# Fixing blog times in TextMate

TextMate’s Blogging Bundle has a problem with local timestamps in WordPress. I suppose what I should do is dig into the Ruby code for the bundle and try to fix it, but in the meantime I’ve written a short command that makes the necessary time adjustment.

Here’s the problem: I live in the US/Central timezone and want my posts to be timestamped with my local time. I have WordPress set up to handle things that way.

The Blogging Bundle has a Date header that allows me to set the date and time of the post I’m writing. If I include a line like

    Date: 2009-02-17 11:50:05


in the header of my post and use the bundle’s Post to Blog command, that timestamp will be assigned to the post and WordPress will interpret it as my local time. If I don’t include a Date line in the header, the post will be stamped with whatever local time it was when I gave the Post to Blog command. In either case, the time is handled correctly. So far, so good.

After posting the article, the bundle updates the header lines in my TextMate document with all the info it got back from WordPress. Part of that info is the timestamp, which will turn into

    Date: 2009-02-17 11:50:05 -0600


which is the same as before, but with the timezone offset appended to it. Still looks good.

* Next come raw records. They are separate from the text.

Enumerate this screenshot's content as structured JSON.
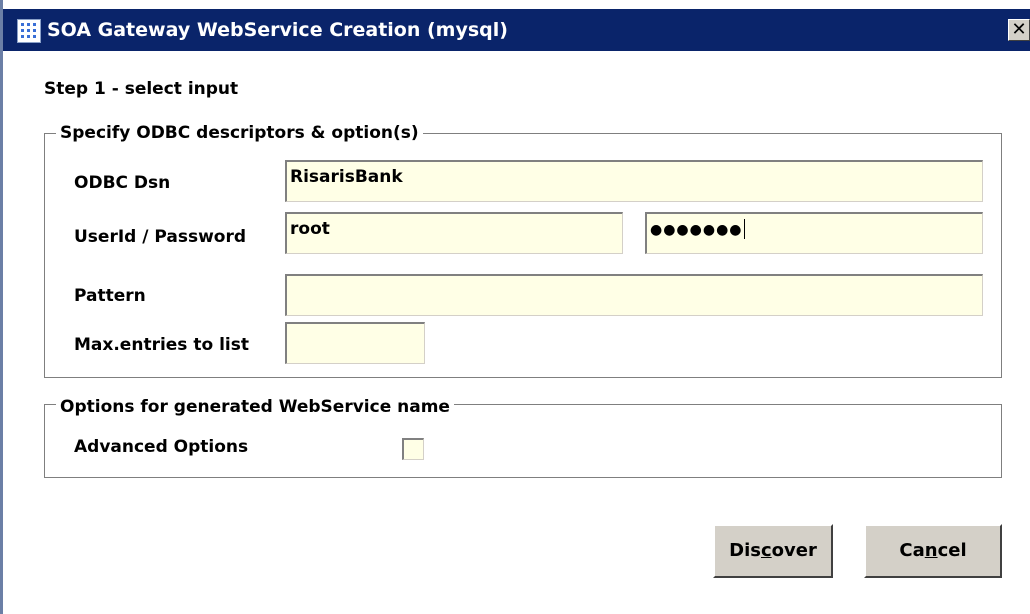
{
  "window": {
    "title": "SOA Gateway WebService Creation (mysql)",
    "close_glyph": "✕",
    "app_icon": "grid-dots-icon"
  },
  "step_label": "Step 1 - select input",
  "odbc_group": {
    "legend": "Specify ODBC descriptors & option(s)",
    "dsn_label": "ODBC Dsn",
    "dsn_value": "RisarisBank",
    "userid_label": "UserId / Password",
    "userid_value": "root",
    "password_masked": "●●●●●●●",
    "pattern_label": "Pattern",
    "pattern_value": "",
    "max_entries_label": "Max.entries to list",
    "max_entries_value": ""
  },
  "options_group": {
    "legend": "Options for generated WebService name",
    "advanced_label": "Advanced Options",
    "advanced_checked": false
  },
  "buttons": {
    "discover_pre": "Dis",
    "discover_mnemonic": "c",
    "discover_post": "over",
    "cancel_pre": "Ca",
    "cancel_mnemonic": "n",
    "cancel_post": "cel"
  },
  "colors": {
    "titlebar": "#0a246a",
    "field_bg": "#ffffe6",
    "button_face": "#d4d0c8"
  }
}
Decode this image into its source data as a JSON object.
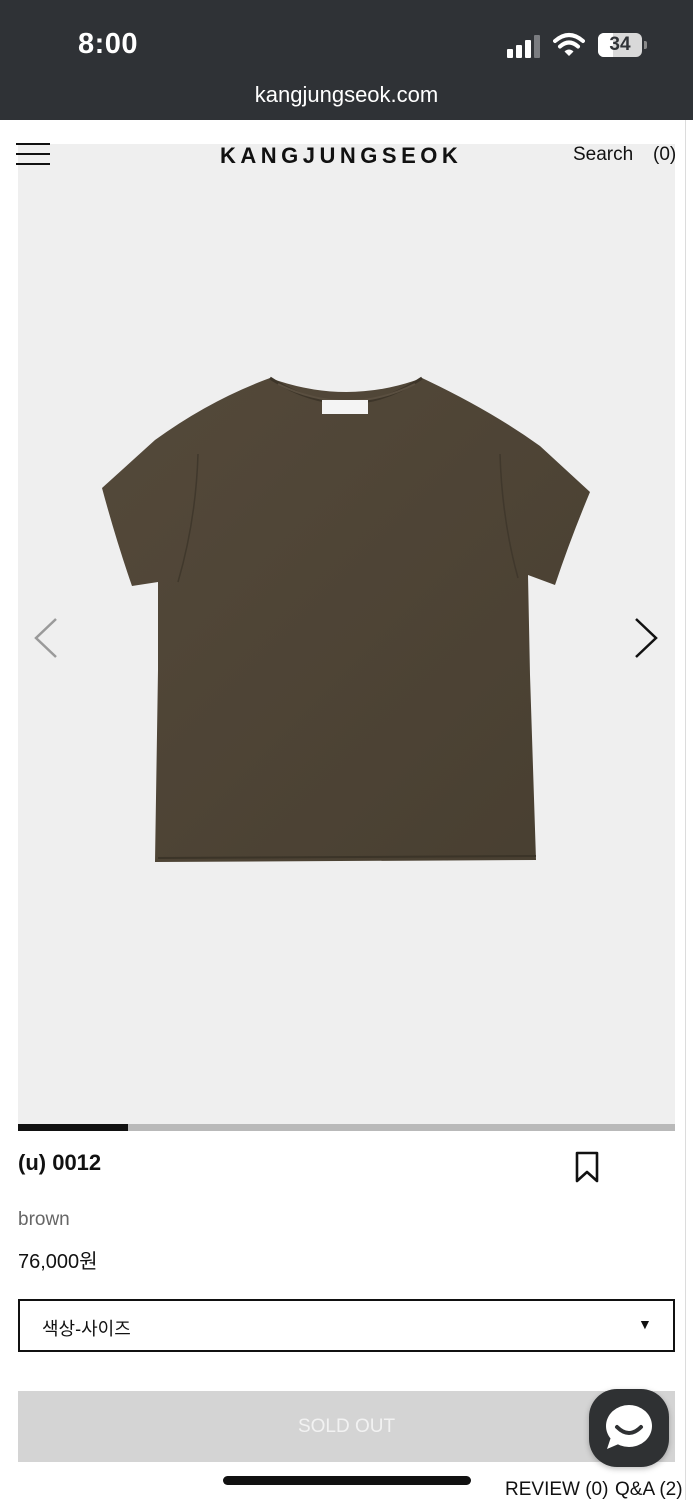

Now let’s say I find a typo in the post. I fix the typo and issue the Post to Blog command again. And now the trouble begins. The timestamp of the post will be reset to six hours earlier than it was before (5:50 am), and the header line will change to

    Date: 2009-02-17 05:50:05 -0600


If I make another edit issue another Post to Blog command, the timestamp will shift another six hours to

    Date: 2009-02-16 23:50:05 -0600


A few more edits and the timestamp will be days before I actually wrote the post. This is not just a cosmetic problem in the TextMate document; the timestamp down at the bottom of the post will change, too, as will the time associated with the post in the WordPress database.

In summary, the initial post via the Blogging Bundle will carry the correct timestamp, whether the time is given explicitly or implicitly. But each successive update to the post will cause the timestamp to be shifted by the timezone offset.

The solution is to edit the Date header before updating the post. If I artificially set the header time to six hours later than the post’s actual time, e.g.,

    Date: 2009-02-17 17:50:05 -0600


then the timestamp will remain where it was.

This is not only weird, it’s tiresome. Scroll up to the top of the document, add six hours to the time, advance the day if I’m posting after 6:00 pm, then go back and do the editing that I really want to do. Oh, and when I’m in Daylight Savings Time, the offset is five hours, not six, so I have to adjust the Date header by different amounts at different times of the year.

As I said earlier, the right way to fix this is to edit the blogging.rb code in the bundle, but short of that, I’ve come up with a simple command that adjusts the Date header according to the timezone offset. Here’s the Python code:

     1:  #!/usr/bin/python
2:
3:  import sys
4:  import datetime
5:
7:  for line in post:
8:    if line[:6] == 'Date: ':
9:      date = datetime.datetime.strptime(line[6:25], "%Y-%m-%d %H:%M:%S")
10:      tzString = line[25:]
11:      tzhours = float(line[26:29])
12:      tzminutes = float(line[29:])
13:      offset = datetime.timedelta(hours=(tzhours + tzminutes/60))
14:      dateString = (date - offset).strftime("%Y-%m-%d %H:%M:%S")
15:      print "Date: " + dateString + tzString
16:    else:
17:      print line


And here’s the setup in the TextMate Bundle Editor:

I have it bound to Control-Option-Command-D, which is easy to remember and to type. The timezone offset isn’t hard-coded into the script, it’s collected from the Date header line, so it adjusts with Daylight Savings Time. Lines 11-14 are written in a pretty general way and should work even if you live in one of those places with a fractional hour UTC offset.

I still have to remember to run the command (only once), but at least I don’t have to do modulo 24 arithmetic.